=== Study material ===

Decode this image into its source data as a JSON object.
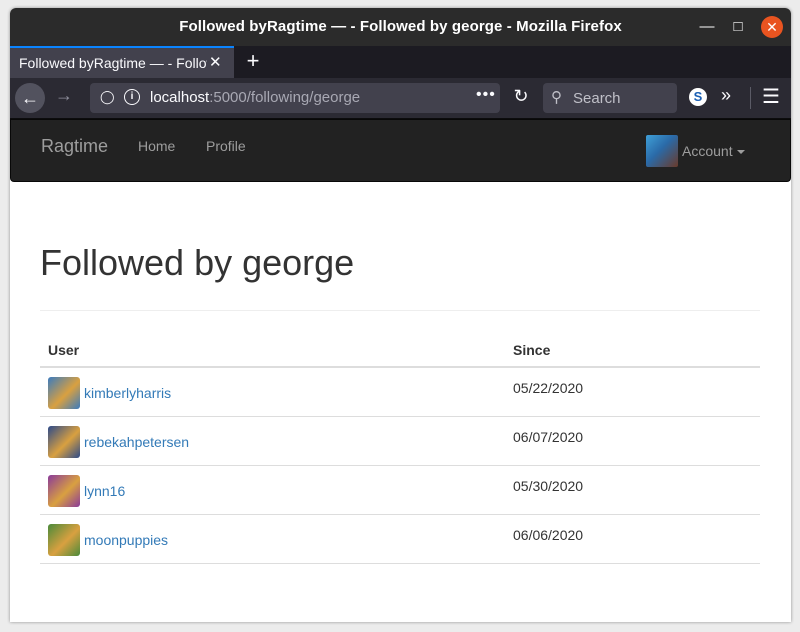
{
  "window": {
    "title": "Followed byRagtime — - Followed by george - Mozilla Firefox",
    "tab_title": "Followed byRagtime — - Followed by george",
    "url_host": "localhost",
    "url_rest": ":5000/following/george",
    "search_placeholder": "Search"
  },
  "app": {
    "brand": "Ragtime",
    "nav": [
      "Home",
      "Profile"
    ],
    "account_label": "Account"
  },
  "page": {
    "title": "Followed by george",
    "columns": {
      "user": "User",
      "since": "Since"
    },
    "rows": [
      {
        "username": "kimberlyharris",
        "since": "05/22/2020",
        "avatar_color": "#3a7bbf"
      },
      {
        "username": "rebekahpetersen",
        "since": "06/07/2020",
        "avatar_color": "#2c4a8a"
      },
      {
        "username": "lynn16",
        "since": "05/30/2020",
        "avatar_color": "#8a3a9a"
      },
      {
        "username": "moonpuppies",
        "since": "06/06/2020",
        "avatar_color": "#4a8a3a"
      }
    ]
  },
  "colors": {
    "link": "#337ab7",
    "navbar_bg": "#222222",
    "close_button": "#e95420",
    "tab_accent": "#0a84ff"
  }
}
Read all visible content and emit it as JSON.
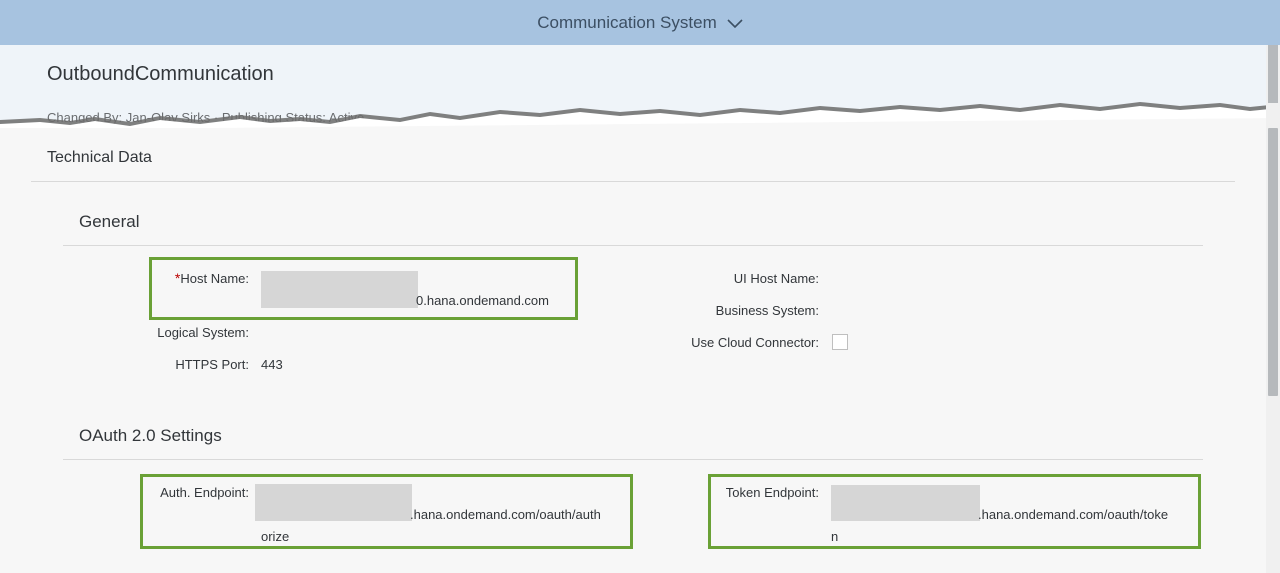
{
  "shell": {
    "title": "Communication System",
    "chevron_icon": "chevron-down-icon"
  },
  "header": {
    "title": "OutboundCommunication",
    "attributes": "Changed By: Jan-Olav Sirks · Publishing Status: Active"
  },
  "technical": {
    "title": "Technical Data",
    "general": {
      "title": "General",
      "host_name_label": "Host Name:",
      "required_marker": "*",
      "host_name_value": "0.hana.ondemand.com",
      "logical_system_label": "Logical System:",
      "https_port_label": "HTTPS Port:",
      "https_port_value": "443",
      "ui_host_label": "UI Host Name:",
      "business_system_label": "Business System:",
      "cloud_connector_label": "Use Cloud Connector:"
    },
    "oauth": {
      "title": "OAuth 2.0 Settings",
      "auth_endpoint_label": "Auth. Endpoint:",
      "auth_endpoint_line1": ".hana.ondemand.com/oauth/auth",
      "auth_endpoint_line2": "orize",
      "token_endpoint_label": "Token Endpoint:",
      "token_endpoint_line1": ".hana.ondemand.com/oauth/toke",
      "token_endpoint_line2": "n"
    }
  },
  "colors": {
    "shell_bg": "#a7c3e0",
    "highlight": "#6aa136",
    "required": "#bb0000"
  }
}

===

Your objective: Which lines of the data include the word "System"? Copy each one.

Exercise solution:
    "title": "Communication System",
      "logical_system_label": "Logical System:",
      "business_system_label": "Business System:",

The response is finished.